This Jones woman was not interested in teaching competing (or even correct) historical information. She doesn’t sound like the type of person interested in allowing anyone else to discuss competing (or correct / conservative) ideas in her classroom.
Does the 1st Amendment extend to you when you actively try to limit other people’s 1st Amendment rights? Or when you knowingly regurgitate factually incorrect information?
[…] As a First Amendment scholar, my initial thoughts regarding this case were not favorable to Hannah-Jones. One of the great ironies of First Amendment jurisprudence is that courts are quite willing to protect hate-speech directed against people of color but have historically been less inclined to defend people of color who exercise their free speech rights. However, three things could weigh in Hannah-Jones’ favor.
No. “Kill whitey” and “Death to America” or “Eat this Molotov cocktail, honky” would not count as protected free speech.
[…]First, the First Amendment doesn’t like bullies. […]
Like Antifa or BLM or those mobs who show up at UNC board meetings or conservative on-campus speeches?
[…]The First Amendment’s academic freedom cases arose from the McCarthy Era. In the 1950s, academics across the nation were labeled as “subversive” because they advocated communism or refused to say that they did not.[…]

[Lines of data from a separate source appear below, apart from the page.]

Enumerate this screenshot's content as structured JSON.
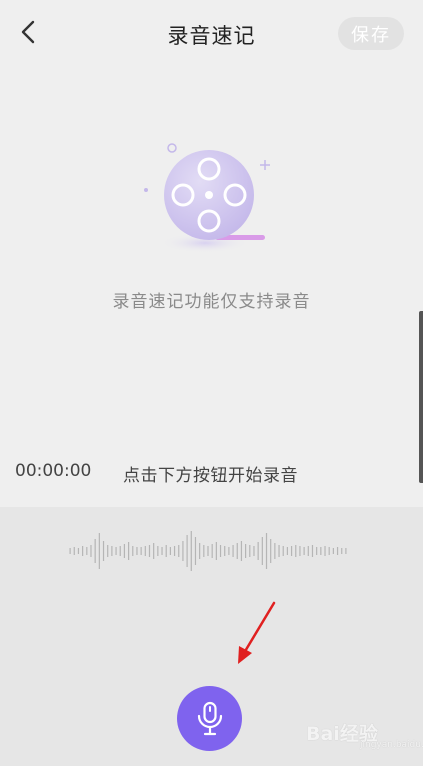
{
  "header": {
    "back_icon": "chevron-left-icon",
    "title": "录音速记",
    "save_label": "保存"
  },
  "empty_state": {
    "illustration_icon": "film-reel-icon",
    "message": "录音速记功能仅支持录音"
  },
  "recorder": {
    "timer": "00:00:00",
    "hint": "点击下方按钮开始录音",
    "mic_icon": "microphone-icon"
  },
  "watermark": {
    "text": "Bai经验",
    "sub": "jingyan.baidu.com"
  },
  "colors": {
    "accent": "#7f63ee",
    "background": "#efefef",
    "panel": "#e6e6e6",
    "annotation_arrow": "#e02020"
  }
}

Meanwhile, replace “subversive” or “communist” with “racist” and you have the tactics of the contemporary on- and off-campus left. “Racist” is a great way to shut down debate with white people. (Who wants to be labeled racist? “Communist” is a badge of honor these days.)
[…] The Supreme Court protected the professors and refused to let universities dismiss them. The Constitutional protection for those who teach controversial subjects helps Hannah-Jones.[…]
I thought getting facts right and allowing both sides of an issue to be heard were key components of journalism. Can you fire or refuse to hire (or grant tenure to) someone who fails miserably in both categories?
[..] Second, while courts have decided many cases involving professors with controversial opinions, very few cases involve professors being punished for providing objective facts.[…]
Like the American Revolution being fought to preserve slavery? “Facts” like that?
[…] While people can debate the merits of various economic systems, philosophical questions, or religious beliefs, it’s harder to debate history. Slavery happened. These may be truths that some Americans would prefer to forget, but inconvenient truths remain true just the same. It would be odd for a court to side against a professor who has done nothing more than tell the truth.[….]
She’s telling so much truth that The New York Times is working overtime to correct her work.
[…] Finally, while court cases usually focus on the school and the faculty, the Supreme Court has written that academic freedom “is of transcendent value to all of us.” Hannah-Jones’ work and scholarship is particularly valuable. Over the past year, the death of George Floyd, the COVID-19 pandemic, the Jan 6 insurrection and other events have placed race front and center in America. It seems unlikely that courts would support a university’s attempt to quash information that is highly relevant to this critical moment in our history.
Hannah-Jones is not qualified to teach at the university level with tenure. Her portfolio of work is loaded with political bias and incorrect facts. Hannah-Jones was interested in a six-figure paycheck with protection (tenure) that would allow her to shove race-pimp Marxist claptrap down the throats of unsuspecting, vulnerable students.
UNC ought to back up words like this by actually hiring a handful of conservative — or even moderate — professors and protecting them from bullying and harassment from colleagues and radical community “activists.” THAT would show a serious commitment to academic freedom. Not hiring one more leftist loudmouth financed with our money to preach unchallenged about how racist whitey IS and has BEEN.